Another valuable strategy to consider is to convert your traditional IRA assets to a Roth IRA.

Anyone can do so, regardless of income or marital status. Prior to 2010, only those account owners who had a modified adjusted gross income below $100,000 were eligible to convert, but today everyone can consider this valuable tax-saving option.

Generally, money converted into a Roth IRA must remain there for at least 5 years to avoid penalties and taxes.

Distributions from a Roth IRA are tax-free and penalty-free provided that the 5-year aging requirement has been satisfied and you satisfy other basic conditions. You are free to move some or all of your traditional IRA assets into a Roth IRA.

And while there are contribution limits for Roth IRAs, there are NO limits on converting traditional IRA assets into Roth IRAs. The amount of money you convert will be taxed as income in the year of conversion.

With a traditional IRA by contrast, you will be taxed later, perhaps at much higher tax rates in the future. With a Roth you’re taxed now, at individual tax rates that are currently the lowest in decades.

Is a Roth IRA Conversion Right for Me?

The three most import factors for you to consider when converting traditional IRA assets to a Roth IRA boils down to three simple things: costs, time, and especially taxes.

Here are three questions you should consider carefully before converting:

Costs: Because you are required to pay income taxes on your IRA conversion now, you’ll need to consider that upfront cost and have outside funds readily available.

Time: If you qualify, you can do an eligible rollover distribution from your old 401(k) directly to a Roth IRA. You’ll owe taxes on the amount of pretax assets you roll over.Generally, the older you are, the less you time you have to enjoy the benefits of tax-free compounding of your retirement nest egg. Conversions may not make as much sense if you have a short time horizon.

Taxes: Currently, the top marginal tax rate in the U.S. at 37% is the lowest it has been in our lifetime. Herein lies the opportunity to convert traditional assets to a Roth IRA.

In fact, there may never be a better time to consider converting your traditional IRA into a Roth IRA than right now.

Investment Flexibility with a Self-Directed Roth IRA

You are not locked into only investing in traditional assets like stocks, bonds, or mutual funds within your Roth IRA. There is a long list of alternative investments that are eligible too, including:

  • Real Estate: Raw land, rental properties, real estate partnerships
  • Private placements and privately held company stock
  • Financial mortgages and notes
  • Tax lien certificates
  • Gold coins and even crypto currencies

To summarize, here are some of the key advantages of converting to a Roth IRA now:

Accumulate More Retirement Savings

A Roth IRA is always worth more than a traditional IRA that has the same balance because, if you follow the rules, you’ll never pay a dime in taxes when you withdraw your money, including no taxes paid on your compound earnings, unlike a traditional IRA.

Avoid Minimum Distributions

Unlike a traditional IRA, you won’t be forced to take distributions you don’t really need. Instead, you can allow your Roth IRA investments to grow tax free as long as you want.

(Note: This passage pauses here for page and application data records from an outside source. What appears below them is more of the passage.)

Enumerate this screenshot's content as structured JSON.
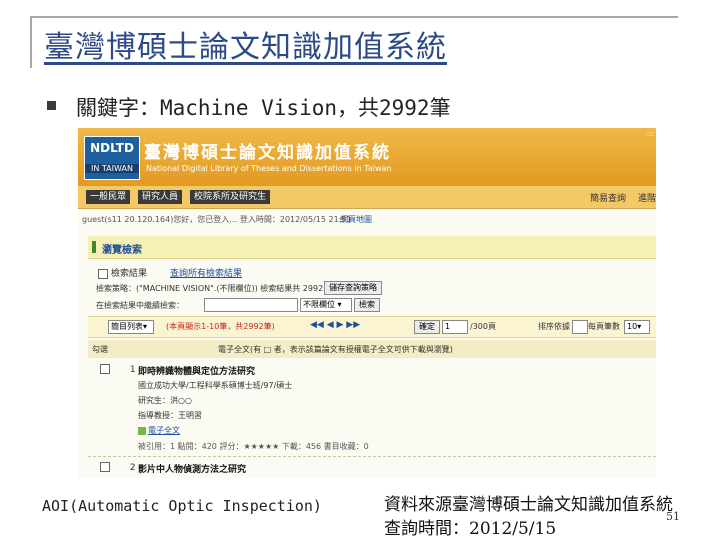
{
  "slide": {
    "title": "臺灣博碩士論文知識加值系統",
    "bullet": "關鍵字：Machine Vision，共2992筆",
    "footer_left": "AOI(Automatic Optic Inspection)",
    "footer_source": "資料來源臺灣博碩士論文知識加值系統",
    "footer_time": "查詢時間：2012/5/15",
    "page_number": "51"
  },
  "screenshot": {
    "logo_top": "NDLTD",
    "logo_bottom": "IN TAIWAN",
    "site_title": "臺灣博碩士論文知識加值系統",
    "site_subtitle": "National Digital Library of Theses and Dissertations in Taiwan",
    "corner": "::: ",
    "nav": {
      "tabs": [
        "一般民眾",
        "研究人員",
        "校院系所及研究生"
      ],
      "right_links": [
        "簡易查詢",
        "進階"
      ]
    },
    "session_text": "guest(s11 20.120.164)您好，您已登入…  登入時間：2012/05/15 21:51",
    "session_link": "網頁地圖",
    "panel_title": "瀏覽檢索",
    "search_results_label": "檢索結果",
    "history_link": "查詢所有檢索結果",
    "query_desc": "檢索策略：(\"MACHINE VISION\".(不限欄位)) 檢索結果共 2992 筆資料",
    "query_link": "儲存查詢策略",
    "query_prefix": "在檢索結果中繼續檢索：",
    "field_select": "不限欄位",
    "search_btn": "檢索",
    "save_btn": "確定",
    "toolbar": {
      "format_select": "簡目列表",
      "result_info": "(本頁顯示1-10筆，共2992筆)",
      "nav_arrows": "◀◀  ◀  ▶  ▶▶",
      "page_input": "1",
      "go_btn": "確定",
      "page_total": "/300頁",
      "sort_label": "排序依據",
      "per_page_label": "每頁筆數",
      "per_page_select": "10"
    },
    "list_head": {
      "col1": "勾選",
      "note": "電子全文(有  □  者，表示該篇論文有授權電子全文可供下載與瀏覽)"
    },
    "records": [
      {
        "index": "1",
        "title": "即時辨識物體與定位方法研究",
        "dept": "國立成功大學/工程科學系碩博士班/97/碩士",
        "student": "研究生：洪○○",
        "advisor": "指導教授：王明習",
        "fulltext": "電子全文",
        "stats": "被引用：1   點閱：420   評分：★★★★★   下載：456   書目收藏：0"
      },
      {
        "index": "2",
        "title": "影片中人物偵測方法之研究"
      }
    ]
  }
}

Reduce Estate Tax

The estate tax applies to both traditional IRA and Roth IRA assets. There’s no way to avoid it. But, in a Roth IRA your heirs get to keep ALL the money they withdraw tax free.

Rate Shifting

If you convert to a Roth IRA now, while tax rates are at historic lows, you’ll pay tax now in a lower bracket. Later, when you take money out of your Roth IRA, you won’t pay any tax, avoiding potentially much higher rates that could apply at that time.


You have greater flexibility to withdraw your money from a Roth IRA before age 59 ½ without paying penalties. Five years after conversion, you can withdraw the conversion amount (plus any regular contributions, but not earnings).

Bottom line: As Ben Franklin said: the only things certain are death and taxes. And with the certainty of higher tax rates just ahead, you owe it to yourself to consider the many tax-saving and wealth-building advantages of the Roth IRA conversion. To learn more about the proposed tax changes, watch our webinar, The Proposed Tax Changes. To see how a Roth conversion could work for you, contact TSP Family Office at (772) 257-7888.